Top of Working data

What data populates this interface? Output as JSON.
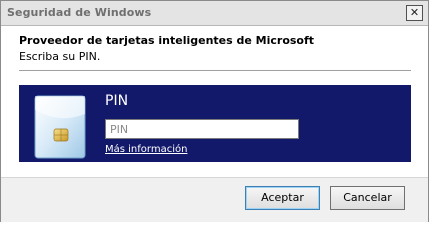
{
  "window": {
    "title": "Seguridad de Windows",
    "close_glyph": "✕"
  },
  "header": {
    "title": "Proveedor de tarjetas inteligentes de Microsoft",
    "subtitle": "Escriba su PIN."
  },
  "credential_tile": {
    "label": "PIN",
    "pin_placeholder": "PIN",
    "pin_value": "",
    "more_info_link": "Más información",
    "icon": "smart-card-icon",
    "background_color": "#13196a"
  },
  "buttons": {
    "ok": "Aceptar",
    "cancel": "Cancelar"
  }
}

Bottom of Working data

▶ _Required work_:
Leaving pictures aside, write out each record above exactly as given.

▶ _Answer box_:
What data populates this interface? Output as JSON.
{
  "window": {
    "title": "Seguridad de Windows",
    "close_glyph": "✕"
  },
  "header": {
    "title": "Proveedor de tarjetas inteligentes de Microsoft",
    "subtitle": "Escriba su PIN."
  },
  "credential_tile": {
    "label": "PIN",
    "pin_placeholder": "PIN",
    "pin_value": "",
    "more_info_link": "Más información",
    "icon": "smart-card-icon",
    "background_color": "#13196a"
  },
  "buttons": {
    "ok": "Aceptar",
    "cancel": "Cancelar"
  }
}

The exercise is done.